Problem:
Without including any picture, repeat the records below exactly.

START Information supplied

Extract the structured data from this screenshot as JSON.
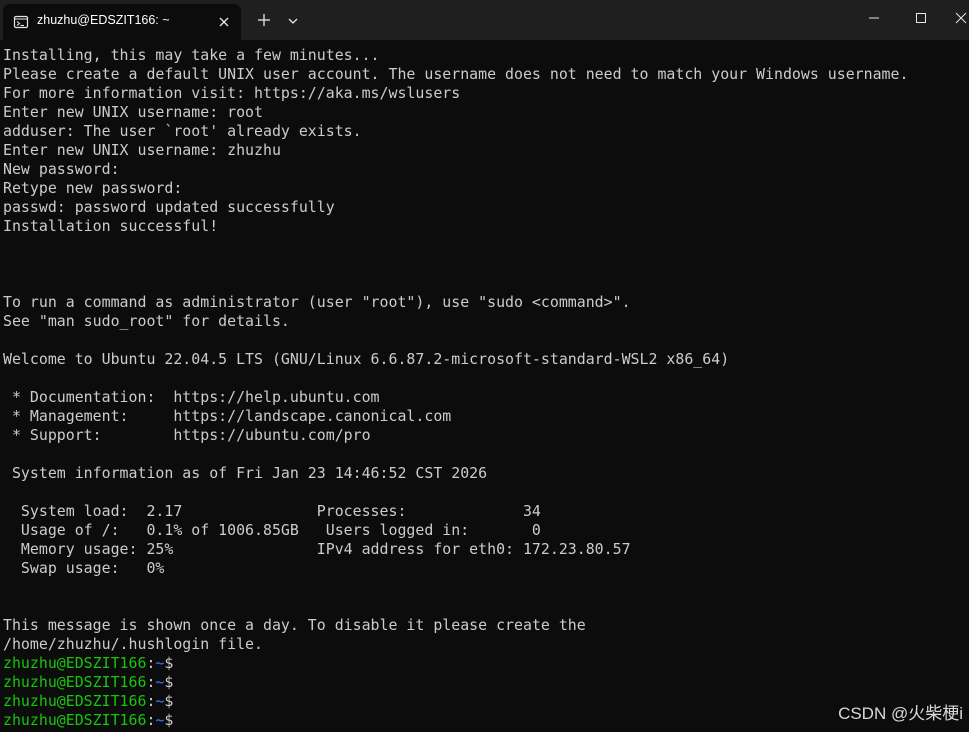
{
  "tab": {
    "title": "zhuzhu@EDSZIT166: ~",
    "icon": "terminal-icon"
  },
  "window_controls": {
    "new_tab_icon": "plus-icon",
    "dropdown_icon": "chevron-down-icon",
    "minimize_icon": "minimize-icon",
    "maximize_icon": "maximize-icon",
    "close_icon": "close-icon"
  },
  "colors": {
    "background": "#0c0c0c",
    "titlebar": "#1f1f1f",
    "text": "#cccccc",
    "prompt_user": "#16c60c",
    "prompt_path": "#3b78ff"
  },
  "terminal": {
    "lines": [
      "Installing, this may take a few minutes...",
      "Please create a default UNIX user account. The username does not need to match your Windows username.",
      "For more information visit: https://aka.ms/wslusers",
      "Enter new UNIX username: root",
      "adduser: The user `root' already exists.",
      "Enter new UNIX username: zhuzhu",
      "New password:",
      "Retype new password:",
      "passwd: password updated successfully",
      "Installation successful!",
      "",
      "",
      "",
      "To run a command as administrator (user \"root\"), use \"sudo <command>\".",
      "See \"man sudo_root\" for details.",
      "",
      "Welcome to Ubuntu 22.04.5 LTS (GNU/Linux 6.6.87.2-microsoft-standard-WSL2 x86_64)",
      "",
      " * Documentation:  https://help.ubuntu.com",
      " * Management:     https://landscape.canonical.com",
      " * Support:        https://ubuntu.com/pro",
      "",
      " System information as of Fri Jan 23 14:46:52 CST 2026",
      "",
      "  System load:  2.17               Processes:             34",
      "  Usage of /:   0.1% of 1006.85GB   Users logged in:       0",
      "  Memory usage: 25%                IPv4 address for eth0: 172.23.80.57",
      "  Swap usage:   0%",
      "",
      "",
      "This message is shown once a day. To disable it please create the",
      "/home/zhuzhu/.hushlogin file."
    ],
    "prompts": [
      {
        "user": "zhuzhu@EDSZIT166",
        "sep": ":",
        "path": "~",
        "sign": "$"
      },
      {
        "user": "zhuzhu@EDSZIT166",
        "sep": ":",
        "path": "~",
        "sign": "$"
      },
      {
        "user": "zhuzhu@EDSZIT166",
        "sep": ":",
        "path": "~",
        "sign": "$"
      },
      {
        "user": "zhuzhu@EDSZIT166",
        "sep": ":",
        "path": "~",
        "sign": "$"
      }
    ]
  },
  "watermark": "CSDN @火柴梗i"
}
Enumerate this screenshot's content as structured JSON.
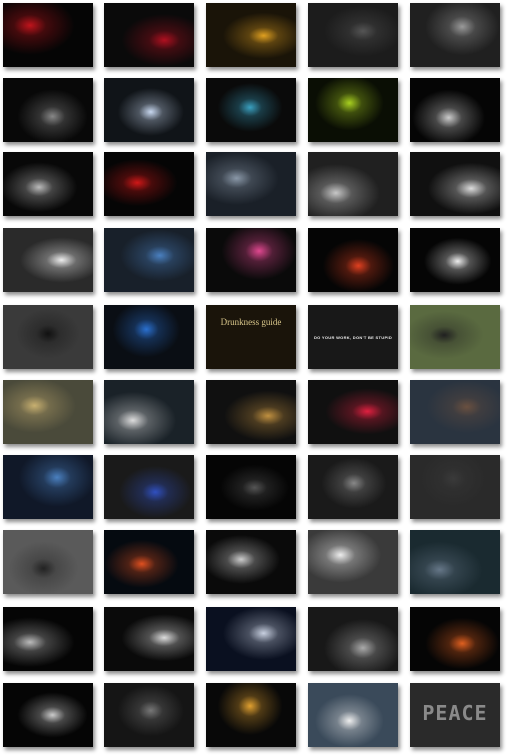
{
  "thumbnails": [
    {
      "bg": "#050505",
      "accent": "#c0141c"
    },
    {
      "bg": "#0a0a0a",
      "accent": "#b01020"
    },
    {
      "bg": "#1a1408",
      "accent": "#e0a020"
    },
    {
      "bg": "#1c1c1c",
      "accent": "#555555"
    },
    {
      "bg": "#202020",
      "accent": "#9a9a9a"
    },
    {
      "bg": "#080808",
      "accent": "#888888"
    },
    {
      "bg": "#101418",
      "accent": "#c8d8f0"
    },
    {
      "bg": "#0a0a0a",
      "accent": "#3aa0c0"
    },
    {
      "bg": "#0a0e04",
      "accent": "#a8d020"
    },
    {
      "bg": "#050505",
      "accent": "#cccccc"
    },
    {
      "bg": "#080808",
      "accent": "#bbbbbb"
    },
    {
      "bg": "#050505",
      "accent": "#d01818"
    },
    {
      "bg": "#1a2028",
      "accent": "#8a98a8"
    },
    {
      "bg": "#202020",
      "accent": "#c8c8c8"
    },
    {
      "bg": "#101010",
      "accent": "#dddddd"
    },
    {
      "bg": "#2a2a2a",
      "accent": "#eeeeee"
    },
    {
      "bg": "#18202a",
      "accent": "#4a80c0"
    },
    {
      "bg": "#0a0a0a",
      "accent": "#e04890"
    },
    {
      "bg": "#050505",
      "accent": "#e04020"
    },
    {
      "bg": "#050505",
      "accent": "#eeeeee"
    },
    {
      "bg": "#3a3a3a",
      "accent": "#111111"
    },
    {
      "bg": "#0a0e14",
      "accent": "#2a70d0"
    },
    {
      "bg": "#1a140a",
      "accent": "#d8c68a",
      "text": "Drunkness guide",
      "style": "t-serif"
    },
    {
      "bg": "#181818",
      "accent": "#ffffff",
      "text": "DO YOUR WORK, DON'T BE STUPID",
      "style": "t-caps"
    },
    {
      "bg": "#5a6a40",
      "accent": "#202020"
    },
    {
      "bg": "#4a4a3a",
      "accent": "#c8b070"
    },
    {
      "bg": "#1a2228",
      "accent": "#dddddd"
    },
    {
      "bg": "#101010",
      "accent": "#c09040"
    },
    {
      "bg": "#101010",
      "accent": "#e02040"
    },
    {
      "bg": "#2a3440",
      "accent": "#6a5040"
    },
    {
      "bg": "#101828",
      "accent": "#4a80c0"
    },
    {
      "bg": "#1a1a1a",
      "accent": "#3050c0"
    },
    {
      "bg": "#050505",
      "accent": "#555555"
    },
    {
      "bg": "#1a1a1a",
      "accent": "#888888"
    },
    {
      "bg": "#2a2a2a",
      "accent": "#3a3a3a"
    },
    {
      "bg": "#5a5a5a",
      "accent": "#222222"
    },
    {
      "bg": "#050a10",
      "accent": "#e05020"
    },
    {
      "bg": "#0a0a0a",
      "accent": "#cccccc"
    },
    {
      "bg": "#3a3a3a",
      "accent": "#eeeeee"
    },
    {
      "bg": "#1a2a30",
      "accent": "#667788"
    },
    {
      "bg": "#050505",
      "accent": "#bbbbbb"
    },
    {
      "bg": "#0a0a0a",
      "accent": "#dddddd"
    },
    {
      "bg": "#0a1020",
      "accent": "#c8d0e0"
    },
    {
      "bg": "#181818",
      "accent": "#aaaaaa"
    },
    {
      "bg": "#050505",
      "accent": "#e06020"
    },
    {
      "bg": "#050505",
      "accent": "#cccccc"
    },
    {
      "bg": "#151515",
      "accent": "#777777"
    },
    {
      "bg": "#080808",
      "accent": "#e0a030"
    },
    {
      "bg": "#3a4a5a",
      "accent": "#eeeeee"
    },
    {
      "bg": "#2a2a2a",
      "accent": "#8a8a8a",
      "text": "PEACE",
      "style": "t-peace"
    }
  ]
}
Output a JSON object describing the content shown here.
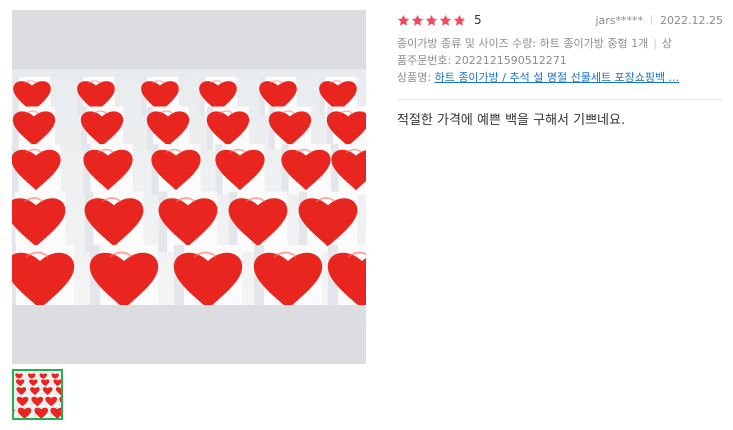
{
  "review": {
    "rating": 5,
    "rating_text": "5",
    "star_color": "#f04a5c",
    "author": "jars*****",
    "date": "2022.12.25",
    "option_label": "종이가방 종류 및 사이즈 수량: 하트 종이가방 중형 1개",
    "option_tail": "상",
    "order_number_line": "품주문번호: 2022121590512271",
    "product_name_label": "상품명:",
    "product_name_link": "하트 종이가방 / 추석 설 명절 선물세트 포장쇼핑백 ...",
    "body": "적절한 가격에 예쁜 백을 구해서 기쁘네요."
  },
  "media": {
    "main_photo": "heart-paper-bags-photo",
    "thumbnail_selected_border": "#22b14c"
  },
  "colors": {
    "link": "#1a73c9",
    "heart_red": "#e8261f"
  }
}
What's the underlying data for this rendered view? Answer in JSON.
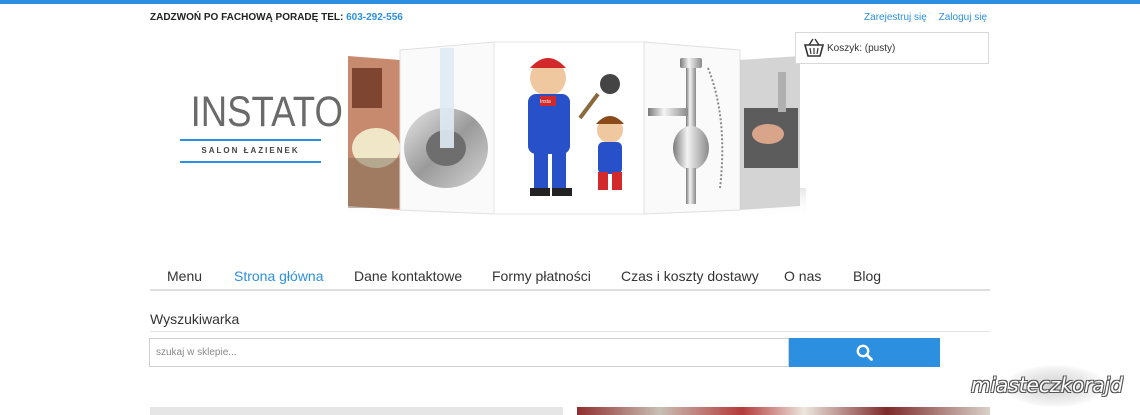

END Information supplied

Response to this task:
Extract the structured data from this screenshot as JSON.
{
  "tab": {
    "title": "zhuzhu@EDSZIT166: ~",
    "icon": "terminal-icon"
  },
  "window_controls": {
    "new_tab_icon": "plus-icon",
    "dropdown_icon": "chevron-down-icon",
    "minimize_icon": "minimize-icon",
    "maximize_icon": "maximize-icon",
    "close_icon": "close-icon"
  },
  "colors": {
    "background": "#0c0c0c",
    "titlebar": "#1f1f1f",
    "text": "#cccccc",
    "prompt_user": "#16c60c",
    "prompt_path": "#3b78ff"
  },
  "terminal": {
    "lines": [
      "Installing, this may take a few minutes...",
      "Please create a default UNIX user account. The username does not need to match your Windows username.",
      "For more information visit: https://aka.ms/wslusers",
      "Enter new UNIX username: root",
      "adduser: The user `root' already exists.",
      "Enter new UNIX username: zhuzhu",
      "New password:",
      "Retype new password:",
      "passwd: password updated successfully",
      "Installation successful!",
      "",
      "",
      "",
      "To run a command as administrator (user \"root\"), use \"sudo <command>\".",
      "See \"man sudo_root\" for details.",
      "",
      "Welcome to Ubuntu 22.04.5 LTS (GNU/Linux 6.6.87.2-microsoft-standard-WSL2 x86_64)",
      "",
      " * Documentation:  https://help.ubuntu.com",
      " * Management:     https://landscape.canonical.com",
      " * Support:        https://ubuntu.com/pro",
      "",
      " System information as of Fri Jan 23 14:46:52 CST 2026",
      "",
      "  System load:  2.17               Processes:             34",
      "  Usage of /:   0.1% of 1006.85GB   Users logged in:       0",
      "  Memory usage: 25%                IPv4 address for eth0: 172.23.80.57",
      "  Swap usage:   0%",
      "",
      "",
      "This message is shown once a day. To disable it please create the",
      "/home/zhuzhu/.hushlogin file."
    ],
    "prompts": [
      {
        "user": "zhuzhu@EDSZIT166",
        "sep": ":",
        "path": "~",
        "sign": "$"
      },
      {
        "user": "zhuzhu@EDSZIT166",
        "sep": ":",
        "path": "~",
        "sign": "$"
      },
      {
        "user": "zhuzhu@EDSZIT166",
        "sep": ":",
        "path": "~",
        "sign": "$"
      },
      {
        "user": "zhuzhu@EDSZIT166",
        "sep": ":",
        "path": "~",
        "sign": "$"
      }
    ]
  },
  "watermark": "CSDN @火柴梗i"
}
Enumerate this screenshot's content as structured JSON.
{
  "thumbnails": [
    {
      "bg": "#050505",
      "accent": "#c0141c"
    },
    {
      "bg": "#0a0a0a",
      "accent": "#b01020"
    },
    {
      "bg": "#1a1408",
      "accent": "#e0a020"
    },
    {
      "bg": "#1c1c1c",
      "accent": "#555555"
    },
    {
      "bg": "#202020",
      "accent": "#9a9a9a"
    },
    {
      "bg": "#080808",
      "accent": "#888888"
    },
    {
      "bg": "#101418",
      "accent": "#c8d8f0"
    },
    {
      "bg": "#0a0a0a",
      "accent": "#3aa0c0"
    },
    {
      "bg": "#0a0e04",
      "accent": "#a8d020"
    },
    {
      "bg": "#050505",
      "accent": "#cccccc"
    },
    {
      "bg": "#080808",
      "accent": "#bbbbbb"
    },
    {
      "bg": "#050505",
      "accent": "#d01818"
    },
    {
      "bg": "#1a2028",
      "accent": "#8a98a8"
    },
    {
      "bg": "#202020",
      "accent": "#c8c8c8"
    },
    {
      "bg": "#101010",
      "accent": "#dddddd"
    },
    {
      "bg": "#2a2a2a",
      "accent": "#eeeeee"
    },
    {
      "bg": "#18202a",
      "accent": "#4a80c0"
    },
    {
      "bg": "#0a0a0a",
      "accent": "#e04890"
    },
    {
      "bg": "#050505",
      "accent": "#e04020"
    },
    {
      "bg": "#050505",
      "accent": "#eeeeee"
    },
    {
      "bg": "#3a3a3a",
      "accent": "#111111"
    },
    {
      "bg": "#0a0e14",
      "accent": "#2a70d0"
    },
    {
      "bg": "#1a140a",
      "accent": "#d8c68a",
      "text": "Drunkness guide",
      "style": "t-serif"
    },
    {
      "bg": "#181818",
      "accent": "#ffffff",
      "text": "DO YOUR WORK, DON'T BE STUPID",
      "style": "t-caps"
    },
    {
      "bg": "#5a6a40",
      "accent": "#202020"
    },
    {
      "bg": "#4a4a3a",
      "accent": "#c8b070"
    },
    {
      "bg": "#1a2228",
      "accent": "#dddddd"
    },
    {
      "bg": "#101010",
      "accent": "#c09040"
    },
    {
      "bg": "#101010",
      "accent": "#e02040"
    },
    {
      "bg": "#2a3440",
      "accent": "#6a5040"
    },
    {
      "bg": "#101828",
      "accent": "#4a80c0"
    },
    {
      "bg": "#1a1a1a",
      "accent": "#3050c0"
    },
    {
      "bg": "#050505",
      "accent": "#555555"
    },
    {
      "bg": "#1a1a1a",
      "accent": "#888888"
    },
    {
      "bg": "#2a2a2a",
      "accent": "#3a3a3a"
    },
    {
      "bg": "#5a5a5a",
      "accent": "#222222"
    },
    {
      "bg": "#050a10",
      "accent": "#e05020"
    },
    {
      "bg": "#0a0a0a",
      "accent": "#cccccc"
    },
    {
      "bg": "#3a3a3a",
      "accent": "#eeeeee"
    },
    {
      "bg": "#1a2a30",
      "accent": "#667788"
    },
    {
      "bg": "#050505",
      "accent": "#bbbbbb"
    },
    {
      "bg": "#0a0a0a",
      "accent": "#dddddd"
    },
    {
      "bg": "#0a1020",
      "accent": "#c8d0e0"
    },
    {
      "bg": "#181818",
      "accent": "#aaaaaa"
    },
    {
      "bg": "#050505",
      "accent": "#e06020"
    },
    {
      "bg": "#050505",
      "accent": "#cccccc"
    },
    {
      "bg": "#151515",
      "accent": "#777777"
    },
    {
      "bg": "#080808",
      "accent": "#e0a030"
    },
    {
      "bg": "#3a4a5a",
      "accent": "#eeeeee"
    },
    {
      "bg": "#2a2a2a",
      "accent": "#8a8a8a",
      "text": "PEACE",
      "style": "t-peace"
    }
  ]
}
Output a JSON object describing the content shown here.
{
  "review": {
    "rating": 5,
    "rating_text": "5",
    "star_color": "#f04a5c",
    "author": "jars*****",
    "date": "2022.12.25",
    "option_label": "종이가방 종류 및 사이즈 수량: 하트 종이가방 중형 1개",
    "option_tail": "상",
    "order_number_line": "품주문번호: 2022121590512271",
    "product_name_label": "상품명:",
    "product_name_link": "하트 종이가방 / 추석 설 명절 선물세트 포장쇼핑백 ...",
    "body": "적절한 가격에 예쁜 백을 구해서 기쁘네요."
  },
  "media": {
    "main_photo": "heart-paper-bags-photo",
    "thumbnail_selected_border": "#22b14c"
  },
  "colors": {
    "link": "#1a73c9",
    "heart_red": "#e8261f"
  }
}
What's the underlying data for this rendered view? Answer in JSON.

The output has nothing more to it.